## [PROBLEM]
Return every entry below exactly as written.
START RECORD EXCERPTS
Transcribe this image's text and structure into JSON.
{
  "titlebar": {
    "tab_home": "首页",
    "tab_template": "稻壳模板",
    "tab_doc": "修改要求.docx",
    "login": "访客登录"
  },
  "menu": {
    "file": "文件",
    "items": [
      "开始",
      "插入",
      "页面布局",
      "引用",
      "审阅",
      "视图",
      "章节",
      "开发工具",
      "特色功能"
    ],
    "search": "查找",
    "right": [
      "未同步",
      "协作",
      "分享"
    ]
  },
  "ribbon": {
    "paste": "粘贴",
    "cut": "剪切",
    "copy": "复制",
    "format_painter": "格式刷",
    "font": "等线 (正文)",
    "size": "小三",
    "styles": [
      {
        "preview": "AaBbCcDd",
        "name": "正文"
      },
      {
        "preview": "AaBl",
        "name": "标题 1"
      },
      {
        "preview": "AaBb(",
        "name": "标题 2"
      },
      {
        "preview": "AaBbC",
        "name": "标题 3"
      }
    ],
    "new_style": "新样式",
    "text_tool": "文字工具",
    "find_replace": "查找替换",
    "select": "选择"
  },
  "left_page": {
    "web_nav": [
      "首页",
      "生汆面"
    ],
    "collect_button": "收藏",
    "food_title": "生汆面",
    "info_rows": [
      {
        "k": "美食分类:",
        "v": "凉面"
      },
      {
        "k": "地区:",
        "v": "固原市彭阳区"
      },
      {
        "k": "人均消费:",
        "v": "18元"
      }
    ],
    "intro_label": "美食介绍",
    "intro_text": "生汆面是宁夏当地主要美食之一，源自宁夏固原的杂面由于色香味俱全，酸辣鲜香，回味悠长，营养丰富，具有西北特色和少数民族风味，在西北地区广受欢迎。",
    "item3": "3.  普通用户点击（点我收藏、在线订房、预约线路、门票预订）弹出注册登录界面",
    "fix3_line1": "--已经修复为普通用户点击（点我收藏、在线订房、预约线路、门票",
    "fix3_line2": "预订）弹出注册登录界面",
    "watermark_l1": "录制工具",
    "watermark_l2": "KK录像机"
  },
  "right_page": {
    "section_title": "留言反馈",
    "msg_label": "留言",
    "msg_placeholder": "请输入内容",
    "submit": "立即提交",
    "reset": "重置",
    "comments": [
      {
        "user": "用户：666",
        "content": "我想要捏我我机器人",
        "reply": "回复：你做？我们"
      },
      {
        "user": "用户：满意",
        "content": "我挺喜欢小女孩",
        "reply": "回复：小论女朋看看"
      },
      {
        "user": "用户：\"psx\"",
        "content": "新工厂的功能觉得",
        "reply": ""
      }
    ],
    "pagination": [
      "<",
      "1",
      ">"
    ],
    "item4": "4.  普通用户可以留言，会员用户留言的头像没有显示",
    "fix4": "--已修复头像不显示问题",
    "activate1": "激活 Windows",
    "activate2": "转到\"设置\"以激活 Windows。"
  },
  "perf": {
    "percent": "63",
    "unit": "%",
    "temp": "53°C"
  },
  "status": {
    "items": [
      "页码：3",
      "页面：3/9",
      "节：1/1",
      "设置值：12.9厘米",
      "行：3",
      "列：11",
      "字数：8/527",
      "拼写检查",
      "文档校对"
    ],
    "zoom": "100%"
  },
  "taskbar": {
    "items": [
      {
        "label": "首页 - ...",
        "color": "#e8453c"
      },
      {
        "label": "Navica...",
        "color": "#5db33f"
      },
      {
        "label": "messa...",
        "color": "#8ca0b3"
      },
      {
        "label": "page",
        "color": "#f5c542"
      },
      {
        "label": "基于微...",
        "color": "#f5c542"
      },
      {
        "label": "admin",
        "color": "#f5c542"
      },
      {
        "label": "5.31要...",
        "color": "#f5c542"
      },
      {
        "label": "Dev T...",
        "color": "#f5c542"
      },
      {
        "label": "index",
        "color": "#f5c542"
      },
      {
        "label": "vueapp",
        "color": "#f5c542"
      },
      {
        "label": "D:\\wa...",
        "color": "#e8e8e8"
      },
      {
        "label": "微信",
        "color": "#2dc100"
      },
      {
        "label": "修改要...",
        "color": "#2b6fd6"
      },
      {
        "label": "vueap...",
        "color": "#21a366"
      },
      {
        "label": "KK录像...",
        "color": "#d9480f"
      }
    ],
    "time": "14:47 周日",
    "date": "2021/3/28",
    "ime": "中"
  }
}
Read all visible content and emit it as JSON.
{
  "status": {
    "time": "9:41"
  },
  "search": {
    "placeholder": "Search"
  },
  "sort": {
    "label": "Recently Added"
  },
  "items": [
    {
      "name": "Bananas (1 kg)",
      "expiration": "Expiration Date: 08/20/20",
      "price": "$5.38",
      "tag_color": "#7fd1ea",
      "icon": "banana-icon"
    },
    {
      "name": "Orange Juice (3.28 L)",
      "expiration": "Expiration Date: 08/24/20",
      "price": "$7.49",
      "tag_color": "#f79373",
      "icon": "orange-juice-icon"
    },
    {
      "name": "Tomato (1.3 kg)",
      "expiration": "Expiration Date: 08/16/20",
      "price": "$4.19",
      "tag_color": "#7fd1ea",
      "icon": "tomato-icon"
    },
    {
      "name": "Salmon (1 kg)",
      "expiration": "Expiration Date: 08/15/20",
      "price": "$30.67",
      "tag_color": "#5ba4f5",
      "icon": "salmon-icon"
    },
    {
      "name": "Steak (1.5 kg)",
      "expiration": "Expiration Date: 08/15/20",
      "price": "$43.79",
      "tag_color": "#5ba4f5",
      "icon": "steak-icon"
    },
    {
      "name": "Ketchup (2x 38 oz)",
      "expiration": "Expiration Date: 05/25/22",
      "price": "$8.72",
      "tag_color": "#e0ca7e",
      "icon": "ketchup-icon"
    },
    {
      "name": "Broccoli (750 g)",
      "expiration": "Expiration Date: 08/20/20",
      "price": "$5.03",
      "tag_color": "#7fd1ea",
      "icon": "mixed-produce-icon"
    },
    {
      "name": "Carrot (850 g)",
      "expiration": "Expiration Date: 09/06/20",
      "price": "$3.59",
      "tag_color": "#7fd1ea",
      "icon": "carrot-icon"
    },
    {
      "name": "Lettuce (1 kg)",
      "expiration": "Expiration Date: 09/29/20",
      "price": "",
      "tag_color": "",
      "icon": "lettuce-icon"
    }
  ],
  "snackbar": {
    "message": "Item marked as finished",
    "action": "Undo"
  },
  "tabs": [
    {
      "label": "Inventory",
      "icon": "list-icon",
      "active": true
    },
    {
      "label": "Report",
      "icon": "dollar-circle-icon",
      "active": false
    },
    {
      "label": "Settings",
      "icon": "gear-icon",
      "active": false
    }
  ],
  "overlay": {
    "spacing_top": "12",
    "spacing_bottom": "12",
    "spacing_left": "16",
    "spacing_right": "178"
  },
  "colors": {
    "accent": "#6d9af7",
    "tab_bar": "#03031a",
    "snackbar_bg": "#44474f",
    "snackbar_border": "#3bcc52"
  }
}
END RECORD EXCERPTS
## [WRITTEN SOLUTION]
Transcribe this image's text and structure into JSON.
{
  "titlebar": {
    "tab_home": "首页",
    "tab_template": "稻壳模板",
    "tab_doc": "修改要求.docx",
    "login": "访客登录"
  },
  "menu": {
    "file": "文件",
    "items": [
      "开始",
      "插入",
      "页面布局",
      "引用",
      "审阅",
      "视图",
      "章节",
      "开发工具",
      "特色功能"
    ],
    "search": "查找",
    "right": [
      "未同步",
      "协作",
      "分享"
    ]
  },
  "ribbon": {
    "paste": "粘贴",
    "cut": "剪切",
    "copy": "复制",
    "format_painter": "格式刷",
    "font": "等线 (正文)",
    "size": "小三",
    "styles": [
      {
        "preview": "AaBbCcDd",
        "name": "正文"
      },
      {
        "preview": "AaBl",
        "name": "标题 1"
      },
      {
        "preview": "AaBb(",
        "name": "标题 2"
      },
      {
        "preview": "AaBbC",
        "name": "标题 3"
      }
    ],
    "new_style": "新样式",
    "text_tool": "文字工具",
    "find_replace": "查找替换",
    "select": "选择"
  },
  "left_page": {
    "web_nav": [
      "首页",
      "生汆面"
    ],
    "collect_button": "收藏",
    "food_title": "生汆面",
    "info_rows": [
      {
        "k": "美食分类:",
        "v": "凉面"
      },
      {
        "k": "地区:",
        "v": "固原市彭阳区"
      },
      {
        "k": "人均消费:",
        "v": "18元"
      }
    ],
    "intro_label": "美食介绍",
    "intro_text": "生汆面是宁夏当地主要美食之一，源自宁夏固原的杂面由于色香味俱全，酸辣鲜香，回味悠长，营养丰富，具有西北特色和少数民族风味，在西北地区广受欢迎。",
    "item3": "3.  普通用户点击（点我收藏、在线订房、预约线路、门票预订）弹出注册登录界面",
    "fix3_line1": "--已经修复为普通用户点击（点我收藏、在线订房、预约线路、门票",
    "fix3_line2": "预订）弹出注册登录界面",
    "watermark_l1": "录制工具",
    "watermark_l2": "KK录像机"
  },
  "right_page": {
    "section_title": "留言反馈",
    "msg_label": "留言",
    "msg_placeholder": "请输入内容",
    "submit": "立即提交",
    "reset": "重置",
    "comments": [
      {
        "user": "用户：666",
        "content": "我想要捏我我机器人",
        "reply": "回复：你做？我们"
      },
      {
        "user": "用户：满意",
        "content": "我挺喜欢小女孩",
        "reply": "回复：小论女朋看看"
      },
      {
        "user": "用户：\"psx\"",
        "content": "新工厂的功能觉得",
        "reply": ""
      }
    ],
    "pagination": [
      "<",
      "1",
      ">"
    ],
    "item4": "4.  普通用户可以留言，会员用户留言的头像没有显示",
    "fix4": "--已修复头像不显示问题",
    "activate1": "激活 Windows",
    "activate2": "转到\"设置\"以激活 Windows。"
  },
  "perf": {
    "percent": "63",
    "unit": "%",
    "temp": "53°C"
  },
  "status": {
    "items": [
      "页码：3",
      "页面：3/9",
      "节：1/1",
      "设置值：12.9厘米",
      "行：3",
      "列：11",
      "字数：8/527",
      "拼写检查",
      "文档校对"
    ],
    "zoom": "100%"
  },
  "taskbar": {
    "items": [
      {
        "label": "首页 - ...",
        "color": "#e8453c"
      },
      {
        "label": "Navica...",
        "color": "#5db33f"
      },
      {
        "label": "messa...",
        "color": "#8ca0b3"
      },
      {
        "label": "page",
        "color": "#f5c542"
      },
      {
        "label": "基于微...",
        "color": "#f5c542"
      },
      {
        "label": "admin",
        "color": "#f5c542"
      },
      {
        "label": "5.31要...",
        "color": "#f5c542"
      },
      {
        "label": "Dev T...",
        "color": "#f5c542"
      },
      {
        "label": "index",
        "color": "#f5c542"
      },
      {
        "label": "vueapp",
        "color": "#f5c542"
      },
      {
        "label": "D:\\wa...",
        "color": "#e8e8e8"
      },
      {
        "label": "微信",
        "color": "#2dc100"
      },
      {
        "label": "修改要...",
        "color": "#2b6fd6"
      },
      {
        "label": "vueap...",
        "color": "#21a366"
      },
      {
        "label": "KK录像...",
        "color": "#d9480f"
      }
    ],
    "time": "14:47 周日",
    "date": "2021/3/28",
    "ime": "中"
  }
}
Read all visible content and emit it as JSON.
{
  "status": {
    "time": "9:41"
  },
  "search": {
    "placeholder": "Search"
  },
  "sort": {
    "label": "Recently Added"
  },
  "items": [
    {
      "name": "Bananas (1 kg)",
      "expiration": "Expiration Date: 08/20/20",
      "price": "$5.38",
      "tag_color": "#7fd1ea",
      "icon": "banana-icon"
    },
    {
      "name": "Orange Juice (3.28 L)",
      "expiration": "Expiration Date: 08/24/20",
      "price": "$7.49",
      "tag_color": "#f79373",
      "icon": "orange-juice-icon"
    },
    {
      "name": "Tomato (1.3 kg)",
      "expiration": "Expiration Date: 08/16/20",
      "price": "$4.19",
      "tag_color": "#7fd1ea",
      "icon": "tomato-icon"
    },
    {
      "name": "Salmon (1 kg)",
      "expiration": "Expiration Date: 08/15/20",
      "price": "$30.67",
      "tag_color": "#5ba4f5",
      "icon": "salmon-icon"
    },
    {
      "name": "Steak (1.5 kg)",
      "expiration": "Expiration Date: 08/15/20",
      "price": "$43.79",
      "tag_color": "#5ba4f5",
      "icon": "steak-icon"
    },
    {
      "name": "Ketchup (2x 38 oz)",
      "expiration": "Expiration Date: 05/25/22",
      "price": "$8.72",
      "tag_color": "#e0ca7e",
      "icon": "ketchup-icon"
    },
    {
      "name": "Broccoli (750 g)",
      "expiration": "Expiration Date: 08/20/20",
      "price": "$5.03",
      "tag_color": "#7fd1ea",
      "icon": "mixed-produce-icon"
    },
    {
      "name": "Carrot (850 g)",
      "expiration": "Expiration Date: 09/06/20",
      "price": "$3.59",
      "tag_color": "#7fd1ea",
      "icon": "carrot-icon"
    },
    {
      "name": "Lettuce (1 kg)",
      "expiration": "Expiration Date: 09/29/20",
      "price": "",
      "tag_color": "",
      "icon": "lettuce-icon"
    }
  ],
  "snackbar": {
    "message": "Item marked as finished",
    "action": "Undo"
  },
  "tabs": [
    {
      "label": "Inventory",
      "icon": "list-icon",
      "active": true
    },
    {
      "label": "Report",
      "icon": "dollar-circle-icon",
      "active": false
    },
    {
      "label": "Settings",
      "icon": "gear-icon",
      "active": false
    }
  ],
  "overlay": {
    "spacing_top": "12",
    "spacing_bottom": "12",
    "spacing_left": "16",
    "spacing_right": "178"
  },
  "colors": {
    "accent": "#6d9af7",
    "tab_bar": "#03031a",
    "snackbar_bg": "#44474f",
    "snackbar_border": "#3bcc52"
  }
}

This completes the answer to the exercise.